Over 76 cruise ships are expected to dock in Portland, Maine this season, and the first one that arrived contained a ship full of holiday makers with norovirus. Of the 919 passengers and 520 crew members aboard the Balmoral, over 260 were taken ill with the disease. 
The highly-contagious illness causes many unpleasant symptoms including vomiting, diarrhea, fever, cramps, chills, and a terrible headache. While symptoms only last a few days, it is possible to infect others for up to three days after recovery, and the illness can pass through contaminated food and drink as well. The disease can only be eradicated in a space where others have contracted it with a very strong bleaching agent.

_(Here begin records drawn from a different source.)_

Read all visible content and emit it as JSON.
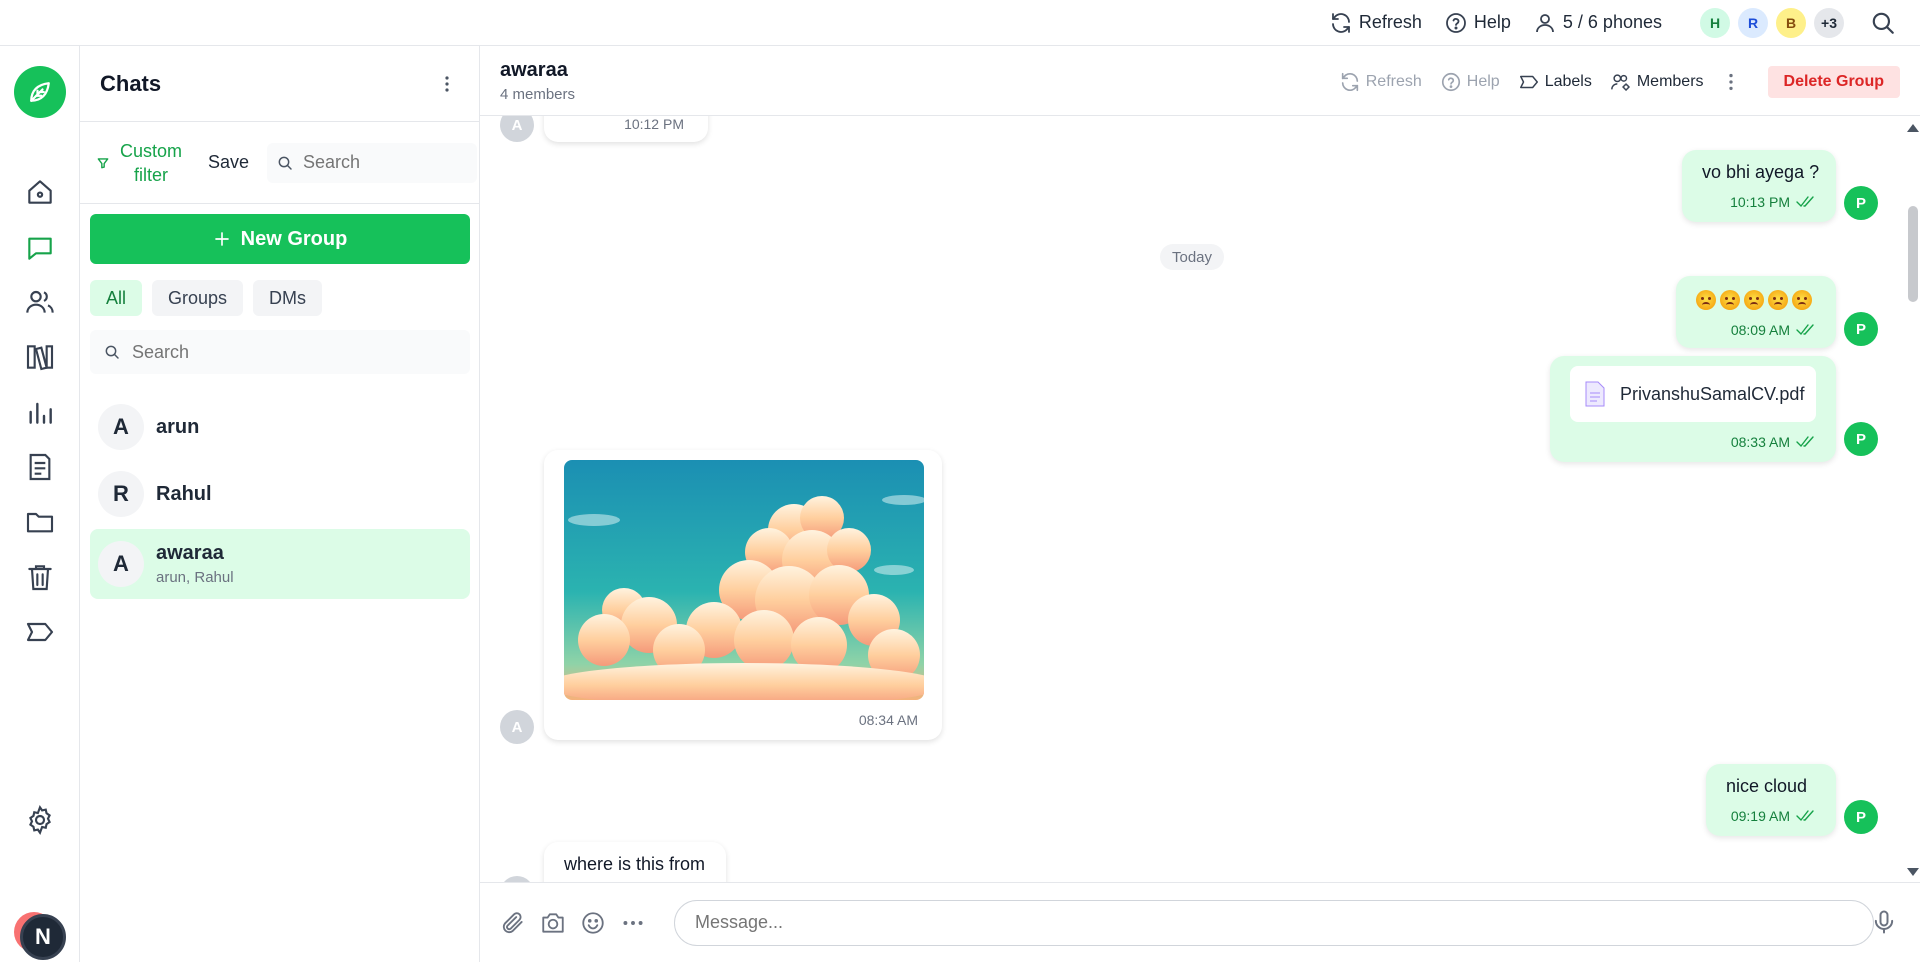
{
  "topbar": {
    "refresh": "Refresh",
    "help": "Help",
    "phones": "5 / 6 phones",
    "avatars": [
      {
        "label": "H",
        "bg": "#d1fae5",
        "fg": "#15803d"
      },
      {
        "label": "R",
        "bg": "#dbeafe",
        "fg": "#1d4ed8"
      },
      {
        "label": "B",
        "bg": "#fef08a",
        "fg": "#854d0e"
      },
      {
        "label": "+3",
        "bg": "#e5e7eb",
        "fg": "#1f2937"
      }
    ]
  },
  "rail": {
    "user_initial": "N",
    "items": [
      "home-icon",
      "chat-icon",
      "contacts-icon",
      "library-icon",
      "analytics-icon",
      "reports-icon",
      "folder-icon",
      "trash-icon",
      "label-icon",
      "settings-icon"
    ]
  },
  "panel": {
    "title": "Chats",
    "custom_filter": "Custom filter",
    "save": "Save",
    "filter_search_placeholder": "Search",
    "new_group": "New Group",
    "tabs": [
      "All",
      "Groups",
      "DMs"
    ],
    "list_search_placeholder": "Search",
    "chats": [
      {
        "initial": "A",
        "name": "arun",
        "sub": ""
      },
      {
        "initial": "R",
        "name": "Rahul",
        "sub": ""
      },
      {
        "initial": "A",
        "name": "awaraa",
        "sub": "arun, Rahul"
      }
    ]
  },
  "conversation": {
    "title": "awaraa",
    "subtitle": "4 members",
    "actions": {
      "refresh": "Refresh",
      "help": "Help",
      "labels": "Labels",
      "members": "Members",
      "delete_group": "Delete Group"
    },
    "divider": "Today",
    "messages": [
      {
        "dir": "in",
        "sender": "A",
        "text": "",
        "time": "10:12 PM"
      },
      {
        "dir": "out",
        "sender": "P",
        "text": "vo bhi ayega ?",
        "time": "10:13 PM"
      },
      {
        "dir": "out",
        "sender": "P",
        "text": "😩😩😩😩😩",
        "time": "08:09 AM"
      },
      {
        "dir": "out",
        "sender": "P",
        "file": "PrivanshuSamalCV.pdf",
        "time": "08:33 AM"
      },
      {
        "dir": "in",
        "sender": "A",
        "image": "sky-clouds",
        "time": "08:34 AM"
      },
      {
        "dir": "out",
        "sender": "P",
        "text": "nice cloud",
        "time": "09:19 AM"
      },
      {
        "dir": "in",
        "sender": "A",
        "text": "where is this from",
        "time": ""
      }
    ],
    "composer_placeholder": "Message..."
  },
  "colors": {
    "accent": "#16c15a",
    "outgoing_bubble": "#dcfce7",
    "danger": "#dc2626"
  }
}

The cruise, which began in Southampton, United Kingdom, had over 27% of its inhabitants taken ill. However, by the time they arrived in Portland, Maine, only six passengers were still quarantined. Fred Olsen Cruises, who owns the Balmoral, has said that its standard is to have ill patients remain in their rooms for 48 after symptoms disappear. This exceeds the Center for Disease Control requirement of 24 hours in quarantine.
Passengers noted that the crew was very diligent about ensuring the disease did not spread. This was done by constantly wiping down handrails, elevator buttons, and anything else people were touching regularly. They have also taken precautions by regularly shutting down the public restrooms on board and asking passengers, instead, to use the bathrooms in their cabins. This will hopefully help prevent the further spread of the virus.
The ship arrived in the USA in Baltimore on April 30, where officers from the Center for Disease Control and Prevention (CDC) and an epidemiologist got on the ship to inspect the outbreak. Samples were taken and a quick test for norovirus was ruled positive, however further samples have been sent to the CDC for more analysis. 
The Maine Medical Center has said that there hasn’t be an outbreak in Portland from the cruise ship passengers and they aren’t overly concerned. In fact, during the docking at the Portland harbor, only about half of the passengers got off to visit the city due to the damp and rainy weather.
 Washington Post
Featured image credit: Jill Brady, Staff Photographer for Portland Press Herald